Spain is the only EU country holding its head above water, scoring 52% across a range of indicators comprising the overall carbon reduction goal, the level of detail of proposed policy measures and the inclusiveness of the drafting process.
All the other plans score below 50%, according to the study commissioned by the European Climate Foundation and conducted by the Ecologic Institute in Germany and Climact, a Belgium-based engineering consultancy.
After Spain, France comes second, with 47%, followed by Greece (44%) and Sweden (43%). The Slovenian climate plan comes in last with a score of 3%, while Slovakia (12%) and Germany (12%) hardly fare better. The average score for the EU as a whole is 29%.
While the analysis shows that countries are taking steps towards climate action by 2030, “they do not yet live up to the ambitions set by EU legislators and the Paris Agreement,” the study says.
“Our work shows that the EU member states are clearly not in line with a net-zero 2050 trajectory or any of the scientific findings of the IPCC 1.5C Report,” said Julien Pestiaux of Climact, one of the authors of the study.
“With a few notable exceptions, they also show low ambition when it comes to concretely reaching their renewables and energy efficiency targets and fall short of properly supporting the climate and energy transition required in Europe,” Pestiaux said.
Frequent issues include overly timid steps to phase out coal and fossil fuel subsidies, insufficient indications on investments in clean technologies, over-reliance on unsustainable biomass, and inadequate public consultation.
There was also a general lack of explicit effort to back-cast plans from the EU’s 2050 carbon neutrality goal, the analysis found.
“Europe has a clear target: 32% renewable energy by 2030,” said Viktoriya Kerelska, head of advocacy at WindEurope, a trade association. But while the draft national energy and climate plans are supposed to translate this ambition into reality, “none of them give enough detail on the policy measures” that will be implemented to achieve those goals, she warned.
“Without the details, the plans just aren’t meaningful,” Kerelska said, calling on national governments to tell the industry when renewable energy auctions are happening, how permitting will be made easier, or how heating and transport will be decarbonised.

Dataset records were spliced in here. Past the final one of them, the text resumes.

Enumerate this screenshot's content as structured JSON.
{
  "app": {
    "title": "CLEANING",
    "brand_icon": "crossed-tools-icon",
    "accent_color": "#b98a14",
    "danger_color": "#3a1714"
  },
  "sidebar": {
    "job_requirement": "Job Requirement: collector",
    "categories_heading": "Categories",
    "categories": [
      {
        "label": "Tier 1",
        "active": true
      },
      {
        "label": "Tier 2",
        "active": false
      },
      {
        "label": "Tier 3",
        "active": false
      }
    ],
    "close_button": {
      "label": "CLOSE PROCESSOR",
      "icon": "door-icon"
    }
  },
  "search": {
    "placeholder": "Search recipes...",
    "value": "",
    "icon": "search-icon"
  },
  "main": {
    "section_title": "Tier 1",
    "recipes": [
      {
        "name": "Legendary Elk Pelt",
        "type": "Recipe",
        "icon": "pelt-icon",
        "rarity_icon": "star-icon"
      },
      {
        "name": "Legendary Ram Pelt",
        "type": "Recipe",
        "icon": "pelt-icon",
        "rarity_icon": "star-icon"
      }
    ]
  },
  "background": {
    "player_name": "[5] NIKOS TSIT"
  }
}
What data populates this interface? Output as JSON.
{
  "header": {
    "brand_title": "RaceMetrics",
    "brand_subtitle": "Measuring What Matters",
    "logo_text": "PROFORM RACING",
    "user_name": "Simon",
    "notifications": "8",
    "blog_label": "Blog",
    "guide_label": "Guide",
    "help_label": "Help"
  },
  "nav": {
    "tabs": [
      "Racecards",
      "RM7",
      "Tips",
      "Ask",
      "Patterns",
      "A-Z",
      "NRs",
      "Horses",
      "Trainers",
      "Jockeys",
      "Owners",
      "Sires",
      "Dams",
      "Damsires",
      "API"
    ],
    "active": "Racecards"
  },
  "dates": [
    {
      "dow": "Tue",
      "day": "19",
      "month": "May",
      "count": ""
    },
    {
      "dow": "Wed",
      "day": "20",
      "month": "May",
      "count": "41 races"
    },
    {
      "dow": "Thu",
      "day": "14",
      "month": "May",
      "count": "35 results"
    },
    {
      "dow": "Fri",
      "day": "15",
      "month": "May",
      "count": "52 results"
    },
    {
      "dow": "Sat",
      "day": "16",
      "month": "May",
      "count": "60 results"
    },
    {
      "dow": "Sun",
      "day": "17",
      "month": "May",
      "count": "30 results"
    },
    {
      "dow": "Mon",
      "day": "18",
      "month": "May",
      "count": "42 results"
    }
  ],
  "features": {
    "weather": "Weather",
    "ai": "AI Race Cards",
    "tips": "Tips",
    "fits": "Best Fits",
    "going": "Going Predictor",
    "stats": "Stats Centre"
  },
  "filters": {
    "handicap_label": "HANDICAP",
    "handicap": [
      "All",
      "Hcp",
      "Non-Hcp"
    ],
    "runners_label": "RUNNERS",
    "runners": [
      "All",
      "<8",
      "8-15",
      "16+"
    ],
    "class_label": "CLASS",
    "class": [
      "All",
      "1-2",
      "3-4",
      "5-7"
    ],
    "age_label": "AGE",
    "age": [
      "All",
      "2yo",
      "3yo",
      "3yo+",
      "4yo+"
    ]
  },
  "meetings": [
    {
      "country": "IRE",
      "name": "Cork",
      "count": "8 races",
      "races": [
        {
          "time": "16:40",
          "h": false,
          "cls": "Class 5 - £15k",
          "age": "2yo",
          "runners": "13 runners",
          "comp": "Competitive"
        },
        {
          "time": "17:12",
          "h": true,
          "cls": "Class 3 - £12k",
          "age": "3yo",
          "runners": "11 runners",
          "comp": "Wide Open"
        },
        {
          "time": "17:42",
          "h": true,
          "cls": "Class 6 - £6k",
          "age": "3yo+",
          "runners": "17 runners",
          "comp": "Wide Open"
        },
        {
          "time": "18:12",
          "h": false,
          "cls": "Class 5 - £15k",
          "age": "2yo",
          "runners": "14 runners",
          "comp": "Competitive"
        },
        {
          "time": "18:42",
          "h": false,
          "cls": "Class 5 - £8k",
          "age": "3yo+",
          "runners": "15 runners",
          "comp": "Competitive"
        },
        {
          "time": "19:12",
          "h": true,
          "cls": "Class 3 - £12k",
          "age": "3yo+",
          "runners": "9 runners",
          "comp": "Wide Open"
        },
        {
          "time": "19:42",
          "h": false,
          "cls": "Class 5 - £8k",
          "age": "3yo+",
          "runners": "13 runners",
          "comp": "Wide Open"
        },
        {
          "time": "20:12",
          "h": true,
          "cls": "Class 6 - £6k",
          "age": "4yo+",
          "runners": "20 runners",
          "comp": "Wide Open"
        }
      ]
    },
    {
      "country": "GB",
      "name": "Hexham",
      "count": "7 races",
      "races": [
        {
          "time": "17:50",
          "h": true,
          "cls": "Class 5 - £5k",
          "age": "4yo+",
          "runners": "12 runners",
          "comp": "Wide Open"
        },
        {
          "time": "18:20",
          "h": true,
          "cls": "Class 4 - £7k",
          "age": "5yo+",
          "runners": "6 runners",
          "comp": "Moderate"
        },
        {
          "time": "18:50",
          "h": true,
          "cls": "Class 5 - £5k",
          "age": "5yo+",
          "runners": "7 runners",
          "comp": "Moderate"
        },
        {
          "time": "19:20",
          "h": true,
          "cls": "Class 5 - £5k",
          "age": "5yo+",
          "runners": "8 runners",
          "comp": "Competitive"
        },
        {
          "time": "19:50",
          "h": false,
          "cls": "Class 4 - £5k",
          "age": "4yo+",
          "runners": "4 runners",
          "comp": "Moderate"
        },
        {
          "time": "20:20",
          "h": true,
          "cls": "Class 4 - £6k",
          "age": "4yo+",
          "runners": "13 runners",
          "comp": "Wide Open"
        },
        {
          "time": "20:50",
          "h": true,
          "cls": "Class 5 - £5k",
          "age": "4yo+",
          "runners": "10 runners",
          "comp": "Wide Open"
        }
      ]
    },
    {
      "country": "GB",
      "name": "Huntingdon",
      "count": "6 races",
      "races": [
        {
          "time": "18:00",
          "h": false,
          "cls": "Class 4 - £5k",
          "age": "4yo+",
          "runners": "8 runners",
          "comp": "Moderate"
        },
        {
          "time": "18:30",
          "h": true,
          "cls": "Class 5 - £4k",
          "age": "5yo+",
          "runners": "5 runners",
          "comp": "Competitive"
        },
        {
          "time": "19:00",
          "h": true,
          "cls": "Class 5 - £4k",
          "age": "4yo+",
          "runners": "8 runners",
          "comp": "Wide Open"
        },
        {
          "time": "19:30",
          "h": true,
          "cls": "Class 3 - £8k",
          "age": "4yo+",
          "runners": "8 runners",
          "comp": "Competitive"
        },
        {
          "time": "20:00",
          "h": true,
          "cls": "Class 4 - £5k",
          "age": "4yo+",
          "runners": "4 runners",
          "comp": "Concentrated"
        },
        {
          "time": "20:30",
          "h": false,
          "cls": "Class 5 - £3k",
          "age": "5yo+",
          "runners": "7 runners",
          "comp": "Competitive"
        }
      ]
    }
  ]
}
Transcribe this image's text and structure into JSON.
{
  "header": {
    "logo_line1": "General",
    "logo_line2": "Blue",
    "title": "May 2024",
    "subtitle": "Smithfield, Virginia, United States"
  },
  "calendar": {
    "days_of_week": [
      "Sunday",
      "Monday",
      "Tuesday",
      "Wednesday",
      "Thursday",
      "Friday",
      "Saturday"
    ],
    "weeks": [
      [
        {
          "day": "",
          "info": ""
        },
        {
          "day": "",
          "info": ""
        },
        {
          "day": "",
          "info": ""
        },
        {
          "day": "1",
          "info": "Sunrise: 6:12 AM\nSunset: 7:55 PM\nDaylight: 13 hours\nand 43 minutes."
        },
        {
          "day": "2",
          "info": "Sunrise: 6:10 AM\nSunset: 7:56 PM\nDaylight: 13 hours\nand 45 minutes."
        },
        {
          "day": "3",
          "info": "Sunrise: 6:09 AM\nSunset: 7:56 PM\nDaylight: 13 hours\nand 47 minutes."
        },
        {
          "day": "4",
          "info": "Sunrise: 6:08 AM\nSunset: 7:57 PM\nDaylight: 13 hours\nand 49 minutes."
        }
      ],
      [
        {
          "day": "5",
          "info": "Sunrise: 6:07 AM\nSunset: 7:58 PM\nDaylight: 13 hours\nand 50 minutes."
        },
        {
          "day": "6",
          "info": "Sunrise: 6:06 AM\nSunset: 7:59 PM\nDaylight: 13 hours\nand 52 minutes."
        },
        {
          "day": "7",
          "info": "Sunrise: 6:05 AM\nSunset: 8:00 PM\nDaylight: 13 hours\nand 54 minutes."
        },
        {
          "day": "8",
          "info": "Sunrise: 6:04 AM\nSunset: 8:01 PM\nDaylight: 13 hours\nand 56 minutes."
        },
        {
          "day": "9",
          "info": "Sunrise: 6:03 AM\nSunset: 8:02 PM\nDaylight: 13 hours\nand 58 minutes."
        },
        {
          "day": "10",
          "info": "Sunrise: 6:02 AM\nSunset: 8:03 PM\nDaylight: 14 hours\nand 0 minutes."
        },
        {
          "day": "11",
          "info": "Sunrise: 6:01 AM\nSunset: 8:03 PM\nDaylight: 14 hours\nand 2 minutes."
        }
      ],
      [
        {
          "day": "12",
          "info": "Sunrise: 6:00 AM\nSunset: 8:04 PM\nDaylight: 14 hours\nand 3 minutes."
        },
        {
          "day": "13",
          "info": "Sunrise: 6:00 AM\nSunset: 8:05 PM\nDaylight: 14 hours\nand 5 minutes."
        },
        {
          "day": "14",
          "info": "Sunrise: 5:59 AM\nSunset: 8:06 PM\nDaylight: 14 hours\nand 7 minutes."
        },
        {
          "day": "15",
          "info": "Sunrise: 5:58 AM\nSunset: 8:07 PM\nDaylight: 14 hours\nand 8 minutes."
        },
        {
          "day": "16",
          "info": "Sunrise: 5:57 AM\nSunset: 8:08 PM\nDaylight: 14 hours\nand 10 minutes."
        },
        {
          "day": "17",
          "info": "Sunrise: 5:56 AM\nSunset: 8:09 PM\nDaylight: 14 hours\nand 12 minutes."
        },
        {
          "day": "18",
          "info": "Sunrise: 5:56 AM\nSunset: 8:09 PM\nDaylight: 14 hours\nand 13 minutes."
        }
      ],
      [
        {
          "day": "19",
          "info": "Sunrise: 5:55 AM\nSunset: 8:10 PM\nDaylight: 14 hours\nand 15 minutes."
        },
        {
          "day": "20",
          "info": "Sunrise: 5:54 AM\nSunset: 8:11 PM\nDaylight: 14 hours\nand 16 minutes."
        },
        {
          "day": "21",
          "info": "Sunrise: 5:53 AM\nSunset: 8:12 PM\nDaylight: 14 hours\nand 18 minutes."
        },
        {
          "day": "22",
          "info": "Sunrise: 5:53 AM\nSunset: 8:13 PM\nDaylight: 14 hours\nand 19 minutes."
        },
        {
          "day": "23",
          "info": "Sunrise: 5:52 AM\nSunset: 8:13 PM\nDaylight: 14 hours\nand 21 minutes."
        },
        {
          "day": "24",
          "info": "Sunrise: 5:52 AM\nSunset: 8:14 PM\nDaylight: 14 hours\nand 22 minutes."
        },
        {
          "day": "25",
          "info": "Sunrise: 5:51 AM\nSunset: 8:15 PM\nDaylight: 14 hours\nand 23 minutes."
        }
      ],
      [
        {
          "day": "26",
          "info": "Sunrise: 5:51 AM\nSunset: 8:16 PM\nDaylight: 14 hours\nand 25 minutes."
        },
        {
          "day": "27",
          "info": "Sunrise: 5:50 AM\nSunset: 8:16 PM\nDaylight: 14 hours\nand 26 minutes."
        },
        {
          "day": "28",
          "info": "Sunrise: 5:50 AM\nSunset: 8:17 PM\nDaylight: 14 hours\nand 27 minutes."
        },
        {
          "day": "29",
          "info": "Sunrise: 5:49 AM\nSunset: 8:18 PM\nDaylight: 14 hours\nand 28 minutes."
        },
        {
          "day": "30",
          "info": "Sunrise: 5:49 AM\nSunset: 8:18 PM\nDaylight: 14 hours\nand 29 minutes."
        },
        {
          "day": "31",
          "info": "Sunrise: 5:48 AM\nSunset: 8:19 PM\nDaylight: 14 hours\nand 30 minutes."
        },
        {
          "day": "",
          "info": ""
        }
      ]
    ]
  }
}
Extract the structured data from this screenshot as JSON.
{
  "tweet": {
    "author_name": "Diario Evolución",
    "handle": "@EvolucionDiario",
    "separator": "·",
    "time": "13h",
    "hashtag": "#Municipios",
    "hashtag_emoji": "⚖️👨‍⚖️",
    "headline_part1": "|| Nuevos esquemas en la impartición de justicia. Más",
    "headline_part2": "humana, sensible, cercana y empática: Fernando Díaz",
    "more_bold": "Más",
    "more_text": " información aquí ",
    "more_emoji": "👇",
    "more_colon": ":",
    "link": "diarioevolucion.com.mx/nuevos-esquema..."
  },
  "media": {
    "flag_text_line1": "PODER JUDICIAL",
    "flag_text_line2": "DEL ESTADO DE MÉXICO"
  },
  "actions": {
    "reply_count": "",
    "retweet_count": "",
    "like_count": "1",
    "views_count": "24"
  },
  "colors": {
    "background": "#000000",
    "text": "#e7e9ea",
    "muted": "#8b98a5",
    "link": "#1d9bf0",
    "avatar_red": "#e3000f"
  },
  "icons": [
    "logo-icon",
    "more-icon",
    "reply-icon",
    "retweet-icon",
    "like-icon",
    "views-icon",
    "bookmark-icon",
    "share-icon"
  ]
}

“This gives investors certainty to plan ahead and further reduce costs. It means jobs: building on the 300,000 people working in wind energy in Europe,” Kerelska said.
The European Commission is expected to publish an assessment of the plans in the first half of June. Brussels can suggest amendments to the draft plans, leaving EU countries time to submit a final version before the end of the year.
It is the first time that European countries go through the national planning process since the Paris Agreement was signed in 2015.
[Edited by Zoran Radosavljevic]